Treesmill had been fishing like a tarmac playground yet again. The great rafts of weed and huge larders of natural food ensured few were catching anything. Bream as ravenous as sharks and roach like piranhas didn’t help our cause and neither did a family of otters. You’ll no doubt recognise the tune. In fact only the hardy and the stupid were persevering with it. No comments as to which category I fall into! We seldom spotted carp and those lucky enough to do so usually call it a draw and went off to fish another water.
I’d spent a quietish night in the Thunder Hut, uninterrupted save for a visit by Roland, (the original shithouse rat), and his family and a four a.m. phone call from the Percolator asking if I’d caught anything. The day dawned bright and sunny with little or no wind. Perfect conditions, if you wanted to go to the beach. Not one to be put off easily despite the unpromising conditions, I spent the morning trying to stalk one out and I got close to succeeding – before I overbalanced and fell from a tree as I was about to flick my floater out. I arose from the waters under the snag tree covered in stinking black silt and festooned with discarded hook links, leads and half the top section of a pole – a little like a carp fishing version of Moby Dick.
Others might have been deterred by such a mishap but I am nothing if not bloody minded. I found a few fish puffing in the Back Bay just after midday. You’ll know how spooky they are in there – eighteen inches of water and if you as much as fart they disappear. With totally unwarranted optimism and more than a little desperation I decided to have a go for them. A fiendishly cunning plan was hatched. With Big T up a tree dropping floaters to lure them away from my plot, I managed to get two rods out. Pop ups on six ounce in lines with the lead, hook link and lead core buried in the silt. The rods were well back from the waters edge and the slack lines fell from the tip ring to the ground. I wasn’t going to get any drop backs with that setup! It doesn’t sound too difficult but it took me more than two hours crawling through mud, nettles, gorse and brambles before I had set the traps to my satisfaction. A few hundred freebies around the Stoney Bakers and I was ready to rock. I sat thirty yards back from the bank exhausted, covered in leeches, scratches and nettle stings and half bitten to death by the mozzies and horse flies. I couldn’t see what was going on from where I sat but Big T had remained up the tree opposite and was ready to give me an early warning on the mobile should anything occur. As late afternoon blended into early evening the mobile vibrated – I was frightened to have an audible alarm on. With mounting excitement Big T told me that three fish had moved over the baits and were feeding cautiously. I couldn’t see a thing and was frightened to move a muscle let alone reply. I think I might have nodded in the general direction of his tree. Although I couldn’t see the exact area where the baits were I could see large rings and waves emanating from the general vicinity. Every now and then I heard a b’dosh – is there any other sound that gets the juices flowing quite like that one? Ten minutes later and I got another vibration. “There’s about eight fish there mate, they’re ripping up the f***ing bottom. It’s going to go off at any second”. If I’d had any fags I would have started smoking again. I’d worked hard for this, not just in setting the traps today but during all the blank days and nights of the last few months. With any luck and a fair crack from the carp Gods, any moment now and all the frustrations, disappointments and broken dreams would be long forgotten. As the Guinness advert says – It all comes to those who wait.

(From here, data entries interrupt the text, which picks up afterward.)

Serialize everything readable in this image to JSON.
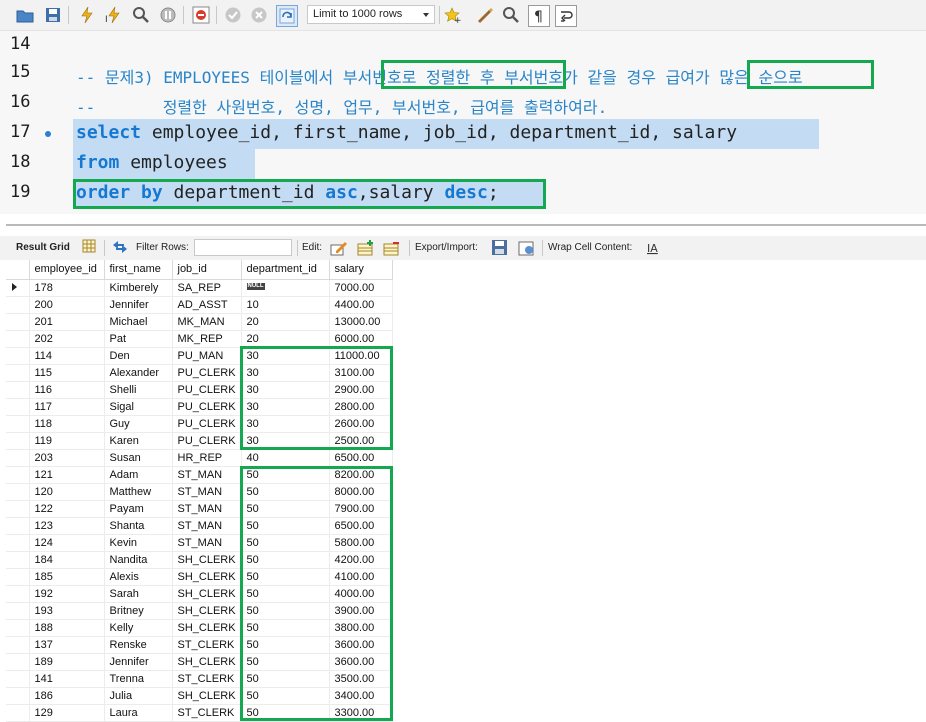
{
  "toolbar": {
    "limit_label": "Limit to 1000 rows",
    "icons": [
      "open-folder-icon",
      "save-icon",
      "execute-icon",
      "execute-current-icon",
      "explain-icon",
      "stop-icon",
      "toggle-errors-icon",
      "commit-icon",
      "rollback-icon",
      "autocommit-icon",
      "beautify-icon",
      "find-icon",
      "invisible-chars-icon",
      "wrap-icon"
    ]
  },
  "editor": {
    "lines": [
      {
        "n": "14"
      },
      {
        "n": "15",
        "prefix": "-- 문제3) EMPLOYEES 테이블에서 ",
        "h1": "부서번호로 정렬한 후",
        "mid": " 부서번호가 같을 경우 ",
        "h2": "급여가 많은 순",
        "suffix": "으로"
      },
      {
        "n": "16",
        "text": "--       정렬한 사원번호, 성명, 업무, 부서번호, 급여를 출력하여라."
      },
      {
        "n": "17",
        "kw": "select",
        "rest": " employee_id, first_name, job_id, department_id, salary"
      },
      {
        "n": "18",
        "kw": "from",
        "rest": " employees"
      },
      {
        "n": "19",
        "kw": "order by",
        "a": " department_id ",
        "kw2": "asc",
        "b": ",salary ",
        "kw3": "desc",
        "c": ";"
      }
    ]
  },
  "result_toolbar": {
    "result_grid": "Result Grid",
    "filter_rows": "Filter Rows:",
    "edit": "Edit:",
    "export_import": "Export/Import:",
    "wrap_cell": "Wrap Cell Content:"
  },
  "grid": {
    "columns": [
      "employee_id",
      "first_name",
      "job_id",
      "department_id",
      "salary"
    ],
    "null_label": "NULL",
    "rows": [
      [
        "178",
        "Kimberely",
        "SA_REP",
        null,
        "7000.00"
      ],
      [
        "200",
        "Jennifer",
        "AD_ASST",
        "10",
        "4400.00"
      ],
      [
        "201",
        "Michael",
        "MK_MAN",
        "20",
        "13000.00"
      ],
      [
        "202",
        "Pat",
        "MK_REP",
        "20",
        "6000.00"
      ],
      [
        "114",
        "Den",
        "PU_MAN",
        "30",
        "11000.00"
      ],
      [
        "115",
        "Alexander",
        "PU_CLERK",
        "30",
        "3100.00"
      ],
      [
        "116",
        "Shelli",
        "PU_CLERK",
        "30",
        "2900.00"
      ],
      [
        "117",
        "Sigal",
        "PU_CLERK",
        "30",
        "2800.00"
      ],
      [
        "118",
        "Guy",
        "PU_CLERK",
        "30",
        "2600.00"
      ],
      [
        "119",
        "Karen",
        "PU_CLERK",
        "30",
        "2500.00"
      ],
      [
        "203",
        "Susan",
        "HR_REP",
        "40",
        "6500.00"
      ],
      [
        "121",
        "Adam",
        "ST_MAN",
        "50",
        "8200.00"
      ],
      [
        "120",
        "Matthew",
        "ST_MAN",
        "50",
        "8000.00"
      ],
      [
        "122",
        "Payam",
        "ST_MAN",
        "50",
        "7900.00"
      ],
      [
        "123",
        "Shanta",
        "ST_MAN",
        "50",
        "6500.00"
      ],
      [
        "124",
        "Kevin",
        "ST_MAN",
        "50",
        "5800.00"
      ],
      [
        "184",
        "Nandita",
        "SH_CLERK",
        "50",
        "4200.00"
      ],
      [
        "185",
        "Alexis",
        "SH_CLERK",
        "50",
        "4100.00"
      ],
      [
        "192",
        "Sarah",
        "SH_CLERK",
        "50",
        "4000.00"
      ],
      [
        "193",
        "Britney",
        "SH_CLERK",
        "50",
        "3900.00"
      ],
      [
        "188",
        "Kelly",
        "SH_CLERK",
        "50",
        "3800.00"
      ],
      [
        "137",
        "Renske",
        "ST_CLERK",
        "50",
        "3600.00"
      ],
      [
        "189",
        "Jennifer",
        "SH_CLERK",
        "50",
        "3600.00"
      ],
      [
        "141",
        "Trenna",
        "ST_CLERK",
        "50",
        "3500.00"
      ],
      [
        "186",
        "Julia",
        "SH_CLERK",
        "50",
        "3400.00"
      ],
      [
        "129",
        "Laura",
        "ST_CLERK",
        "50",
        "3300.00"
      ]
    ]
  }
}
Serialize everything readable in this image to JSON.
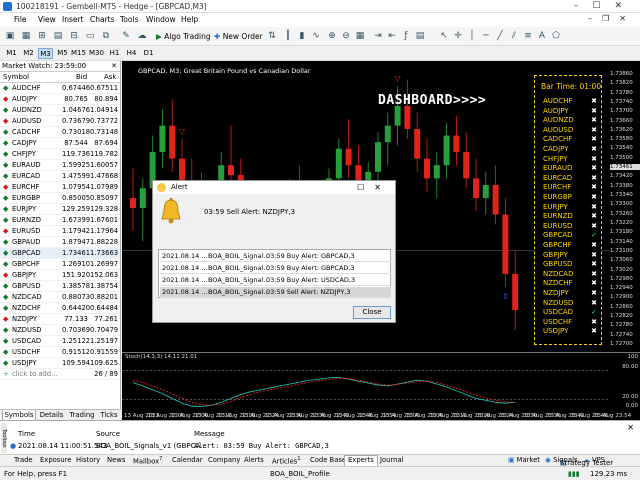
{
  "window": {
    "title": "100218191 - Gembell-MT5 - Hedge - [GBPCAD,M3]"
  },
  "menu": [
    "File",
    "View",
    "Insert",
    "Charts",
    "Tools",
    "Window",
    "Help"
  ],
  "toolbar": {
    "algo_label": "Algo Trading",
    "neworder_label": "New Order"
  },
  "timeframes": [
    "M1",
    "M2",
    "M3",
    "M5",
    "M15",
    "M30",
    "H1",
    "H4",
    "D1"
  ],
  "timeframe_selected": "M3",
  "market_watch": {
    "title": "Market Watch: 23:59:00",
    "col_symbol": "Symbol",
    "col_bid": "Bid",
    "col_ask": "Ask",
    "rows": [
      {
        "sym": "AUDCHF",
        "bid": "0.67446",
        "ask": "0.67511",
        "dir": "up"
      },
      {
        "sym": "AUDJPY",
        "bid": "80.765",
        "ask": "80.894",
        "dir": "dn"
      },
      {
        "sym": "AUDNZD",
        "bid": "1.04676",
        "ask": "1.04914",
        "dir": "up"
      },
      {
        "sym": "AUDUSD",
        "bid": "0.73679",
        "ask": "0.73772",
        "dir": "dn"
      },
      {
        "sym": "CADCHF",
        "bid": "0.73018",
        "ask": "0.73148",
        "dir": "up"
      },
      {
        "sym": "CADJPY",
        "bid": "87.544",
        "ask": "87.694",
        "dir": "up"
      },
      {
        "sym": "CHFJPY",
        "bid": "119.736",
        "ask": "119.782",
        "dir": "up"
      },
      {
        "sym": "EURAUD",
        "bid": "1.59925",
        "ask": "1.60057",
        "dir": "up"
      },
      {
        "sym": "EURCAD",
        "bid": "1.47599",
        "ask": "1.47668",
        "dir": "up"
      },
      {
        "sym": "EURCHF",
        "bid": "1.07954",
        "ask": "1.07989",
        "dir": "dn"
      },
      {
        "sym": "EURGBP",
        "bid": "0.85005",
        "ask": "0.85097",
        "dir": "up"
      },
      {
        "sym": "EURJPY",
        "bid": "129.259",
        "ask": "129.328",
        "dir": "up"
      },
      {
        "sym": "EURNZD",
        "bid": "1.67399",
        "ask": "1.67601",
        "dir": "up"
      },
      {
        "sym": "EURUSD",
        "bid": "1.17942",
        "ask": "1.17964",
        "dir": "dn"
      },
      {
        "sym": "GBPAUD",
        "bid": "1.87947",
        "ask": "1.88228",
        "dir": "up"
      },
      {
        "sym": "GBPCAD",
        "bid": "1.73461",
        "ask": "1.73663",
        "dir": "up"
      },
      {
        "sym": "GBPCHF",
        "bid": "1.26910",
        "ask": "1.26997",
        "dir": "up"
      },
      {
        "sym": "GBPJPY",
        "bid": "151.920",
        "ask": "152.063",
        "dir": "dn"
      },
      {
        "sym": "GBPUSD",
        "bid": "1.38578",
        "ask": "1.38754",
        "dir": "up"
      },
      {
        "sym": "NZDCAD",
        "bid": "0.88073",
        "ask": "0.88201",
        "dir": "up"
      },
      {
        "sym": "NZDCHF",
        "bid": "0.64420",
        "ask": "0.64484",
        "dir": "up"
      },
      {
        "sym": "NZDJPY",
        "bid": "77.133",
        "ask": "77.261",
        "dir": "dn"
      },
      {
        "sym": "NZDUSD",
        "bid": "0.70369",
        "ask": "0.70479",
        "dir": "up"
      },
      {
        "sym": "USDCAD",
        "bid": "1.25122",
        "ask": "1.25197",
        "dir": "up"
      },
      {
        "sym": "USDCHF",
        "bid": "0.91512",
        "ask": "0.91559",
        "dir": "up"
      },
      {
        "sym": "USDJPY",
        "bid": "109.594",
        "ask": "109.625",
        "dir": "up"
      }
    ],
    "add_label": "click to add...",
    "count": "26 / 89",
    "tabs": [
      "Symbols",
      "Details",
      "Trading",
      "Ticks"
    ]
  },
  "chart": {
    "title": "GBPCAD, M3:  Great Britain Pound vs Canadian Dollar",
    "prices": [
      "1.73860",
      "1.73820",
      "1.73780",
      "1.73740",
      "1.73700",
      "1.73660",
      "1.73620",
      "1.73580",
      "1.73540",
      "1.73500",
      "1.73461",
      "1.73420",
      "1.73380",
      "1.73340",
      "1.73300",
      "1.73260",
      "1.73220",
      "1.73180",
      "1.73140",
      "1.73100",
      "1.73060",
      "1.73020",
      "1.72980",
      "1.72940",
      "1.72900",
      "1.72860",
      "1.72820",
      "1.72780",
      "1.72740",
      "1.72700"
    ],
    "times": [
      "13 Aug 2021",
      "13 Aug 22:00",
      "13 Aug 22:06",
      "13 Aug 22:12",
      "13 Aug 22:18",
      "13 Aug 22:24",
      "13 Aug 22:30",
      "13 Aug 22:36",
      "13 Aug 22:42",
      "13 Aug 22:48",
      "13 Aug 22:54",
      "13 Aug 23:00",
      "13 Aug 23:06",
      "13 Aug 23:12",
      "13 Aug 23:18",
      "13 Aug 23:24",
      "13 Aug 23:30",
      "13 Aug 23:36",
      "13 Aug 23:42",
      "13 Aug 23:48",
      "13 Aug 23:54"
    ],
    "stoch_title": "Stoch(14,3,3) 14.11 21.01",
    "stoch_levels": [
      "100",
      "80.00",
      "20.00",
      "0.00"
    ],
    "annotation": "DASHBOARD>>>>",
    "candles": [
      {
        "o": 1.7362,
        "h": 1.7371,
        "l": 1.7352,
        "c": 1.7359
      },
      {
        "o": 1.7359,
        "h": 1.7368,
        "l": 1.7349,
        "c": 1.7365
      },
      {
        "o": 1.7365,
        "h": 1.7381,
        "l": 1.736,
        "c": 1.7376
      },
      {
        "o": 1.7376,
        "h": 1.7389,
        "l": 1.7371,
        "c": 1.7384
      },
      {
        "o": 1.7384,
        "h": 1.7392,
        "l": 1.737,
        "c": 1.7374
      },
      {
        "o": 1.7374,
        "h": 1.738,
        "l": 1.7362,
        "c": 1.7366
      },
      {
        "o": 1.7366,
        "h": 1.7374,
        "l": 1.7358,
        "c": 1.7362
      },
      {
        "o": 1.7362,
        "h": 1.737,
        "l": 1.7354,
        "c": 1.7358
      },
      {
        "o": 1.7358,
        "h": 1.7367,
        "l": 1.7351,
        "c": 1.7363
      },
      {
        "o": 1.7363,
        "h": 1.7376,
        "l": 1.736,
        "c": 1.7372
      },
      {
        "o": 1.7372,
        "h": 1.7384,
        "l": 1.7366,
        "c": 1.7369
      },
      {
        "o": 1.7369,
        "h": 1.7374,
        "l": 1.7356,
        "c": 1.7359
      },
      {
        "o": 1.7359,
        "h": 1.7365,
        "l": 1.7346,
        "c": 1.735
      },
      {
        "o": 1.735,
        "h": 1.7358,
        "l": 1.7343,
        "c": 1.7354
      },
      {
        "o": 1.7354,
        "h": 1.7362,
        "l": 1.7348,
        "c": 1.7352
      },
      {
        "o": 1.7352,
        "h": 1.736,
        "l": 1.7345,
        "c": 1.7357
      },
      {
        "o": 1.7357,
        "h": 1.7368,
        "l": 1.7354,
        "c": 1.7364
      },
      {
        "o": 1.7364,
        "h": 1.7372,
        "l": 1.7358,
        "c": 1.7361
      },
      {
        "o": 1.7361,
        "h": 1.7366,
        "l": 1.735,
        "c": 1.7355
      },
      {
        "o": 1.7355,
        "h": 1.7363,
        "l": 1.7349,
        "c": 1.736
      },
      {
        "o": 1.736,
        "h": 1.7371,
        "l": 1.7356,
        "c": 1.7368
      },
      {
        "o": 1.7368,
        "h": 1.738,
        "l": 1.7364,
        "c": 1.7377
      },
      {
        "o": 1.7377,
        "h": 1.7386,
        "l": 1.7368,
        "c": 1.7372
      },
      {
        "o": 1.7372,
        "h": 1.7378,
        "l": 1.736,
        "c": 1.7364
      },
      {
        "o": 1.7364,
        "h": 1.7373,
        "l": 1.736,
        "c": 1.737
      },
      {
        "o": 1.737,
        "h": 1.7382,
        "l": 1.7366,
        "c": 1.7379
      },
      {
        "o": 1.7379,
        "h": 1.7388,
        "l": 1.7372,
        "c": 1.7384
      },
      {
        "o": 1.7384,
        "h": 1.7396,
        "l": 1.7378,
        "c": 1.739
      },
      {
        "o": 1.739,
        "h": 1.7398,
        "l": 1.738,
        "c": 1.7383
      },
      {
        "o": 1.7383,
        "h": 1.7388,
        "l": 1.737,
        "c": 1.7374
      },
      {
        "o": 1.7374,
        "h": 1.738,
        "l": 1.7364,
        "c": 1.7368
      },
      {
        "o": 1.7368,
        "h": 1.7376,
        "l": 1.7362,
        "c": 1.7372
      },
      {
        "o": 1.7372,
        "h": 1.7385,
        "l": 1.7368,
        "c": 1.7381
      },
      {
        "o": 1.7381,
        "h": 1.7387,
        "l": 1.7372,
        "c": 1.7376
      },
      {
        "o": 1.7376,
        "h": 1.7382,
        "l": 1.7365,
        "c": 1.7368
      },
      {
        "o": 1.7368,
        "h": 1.7374,
        "l": 1.7358,
        "c": 1.7362
      },
      {
        "o": 1.7362,
        "h": 1.737,
        "l": 1.7357,
        "c": 1.7366
      },
      {
        "o": 1.7366,
        "h": 1.7372,
        "l": 1.7354,
        "c": 1.7357
      },
      {
        "o": 1.7357,
        "h": 1.7362,
        "l": 1.7335,
        "c": 1.7339
      },
      {
        "o": 1.7339,
        "h": 1.7346,
        "l": 1.7322,
        "c": 1.7328
      }
    ],
    "signals": [
      {
        "i": 5,
        "t": "sell"
      },
      {
        "i": 15,
        "t": "sell"
      },
      {
        "i": 27,
        "t": "sell"
      },
      {
        "i": 38,
        "t": "buy"
      }
    ],
    "stoch_main": [
      55,
      48,
      40,
      32,
      22,
      12,
      6,
      5,
      8,
      14,
      22,
      30,
      36,
      40,
      44,
      48,
      52,
      56,
      60,
      62,
      65,
      66,
      62,
      58,
      54,
      50,
      48,
      52,
      56,
      60,
      58,
      52,
      46,
      38,
      30,
      22,
      18,
      14,
      12,
      14
    ],
    "stoch_signal": [
      60,
      55,
      48,
      40,
      32,
      22,
      14,
      9,
      8,
      10,
      16,
      24,
      30,
      36,
      40,
      44,
      48,
      52,
      56,
      59,
      62,
      64,
      63,
      60,
      56,
      52,
      50,
      51,
      54,
      57,
      58,
      55,
      50,
      43,
      36,
      29,
      23,
      18,
      15,
      14
    ]
  },
  "dashboard": {
    "bar_time": "Bar Time: 01:00",
    "items": [
      {
        "p": "AUDCHF",
        "s": "x"
      },
      {
        "p": "AUDJPY",
        "s": "x"
      },
      {
        "p": "AUDNZD",
        "s": "x"
      },
      {
        "p": "AUDUSD",
        "s": "x"
      },
      {
        "p": "CADCHF",
        "s": "x"
      },
      {
        "p": "CADJPY",
        "s": "x"
      },
      {
        "p": "CHFJPY",
        "s": "x"
      },
      {
        "p": "EURAUD",
        "s": "x"
      },
      {
        "p": "EURCAD",
        "s": "x"
      },
      {
        "p": "EURCHF",
        "s": "x"
      },
      {
        "p": "EURGBP",
        "s": "x"
      },
      {
        "p": "EURJPY",
        "s": "x"
      },
      {
        "p": "EURNZD",
        "s": "x"
      },
      {
        "p": "EURUSD",
        "s": "x"
      },
      {
        "p": "GBPCAD",
        "s": "check"
      },
      {
        "p": "GBPCHF",
        "s": "x"
      },
      {
        "p": "GBPJPY",
        "s": "x"
      },
      {
        "p": "GBPUSD",
        "s": "x"
      },
      {
        "p": "NZDCAD",
        "s": "x"
      },
      {
        "p": "NZDCHF",
        "s": "x"
      },
      {
        "p": "NZDJPY",
        "s": "x"
      },
      {
        "p": "NZDUSD",
        "s": "x"
      },
      {
        "p": "USDCAD",
        "s": "check"
      },
      {
        "p": "USDCHF",
        "s": "x"
      },
      {
        "p": "USDJPY",
        "s": "x"
      }
    ],
    "colors": {
      "label": "#ffd400",
      "x": "#ffffff",
      "check": "#3ee060"
    }
  },
  "alert": {
    "title": "Alert",
    "message": "03:59 Sell Alert: NZDJPY,3",
    "rows": [
      {
        "date": "2021.08.14 ...",
        "src": "BOA_BOIL_Signal...",
        "msg": "03:59 Buy Alert: GBPCAD,3"
      },
      {
        "date": "2021.08.14 ...",
        "src": "BOA_BOIL_Signal...",
        "msg": "03:59 Buy Alert: GBPCAD,3"
      },
      {
        "date": "2021.08.14 ...",
        "src": "BOA_BOIL_Signal...",
        "msg": "03:59 Buy Alert: USDCAD,3"
      },
      {
        "date": "2021.08.14 ...",
        "src": "BOA_BOIL_Signal...",
        "msg": "03:59 Sell Alert: NZDJPY,3"
      }
    ],
    "close_label": "Close"
  },
  "toolbox": {
    "col_time": "Time",
    "col_source": "Source",
    "col_message": "Message",
    "row": {
      "time": "2021.08.14 11:00:51.543",
      "source": "BOA_BOIL_Signals_v1 (GBPCA...",
      "message": "Alert: 03:59 Buy Alert: GBPCAD,3"
    },
    "tabs": [
      "Trade",
      "Exposure",
      "History",
      "News",
      "Mailbox",
      "Calendar",
      "Company",
      "Alerts",
      "Articles",
      "Code Base",
      "Experts",
      "Journal"
    ],
    "tab_badges": {
      "Mailbox": "7",
      "Articles": "1"
    },
    "selected_tab": "Experts",
    "right_items": [
      "Market",
      "Signals",
      "VPS",
      "Strategy Tester"
    ]
  },
  "statusbar": {
    "help": "For Help, press F1",
    "profile": "BOA_BOIL_Profile",
    "speed": "129.23 ms"
  }
}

Suddenly the stillness of a balmy mid summers eve was broken by the screeching of ………… brakes and the crunching of gravel as a bloody great Toyota four wheel drive with stereo blaring came crashing through the undergrowth and skidded to a halt six feet from my buzzers. There were bow waves everywhere as the fish vacated the area. The bass on the stereo was so violent it set my Delkims off. The door of the Toyota opened and slammed shut again as the driver, in full camou apparel, got out, walked up to my rods and turning to me said, “ Ok mate? Anything moving?”
“Yes my fine fellow”, I replied, “Thank you most awfully for enquiring as to my well being. It is most kind of you to consider me and yes, a few did move - just as you pulled into the swim. Might I be quite discourteous and suggest that you now do the same.”
Slowly I packed my gear away, quietly thanking the Great Carp God in the sky for this latest opportunity to exercise spiritual tolerance towards another of the ever growing number in his flock.
A reflective and rueful,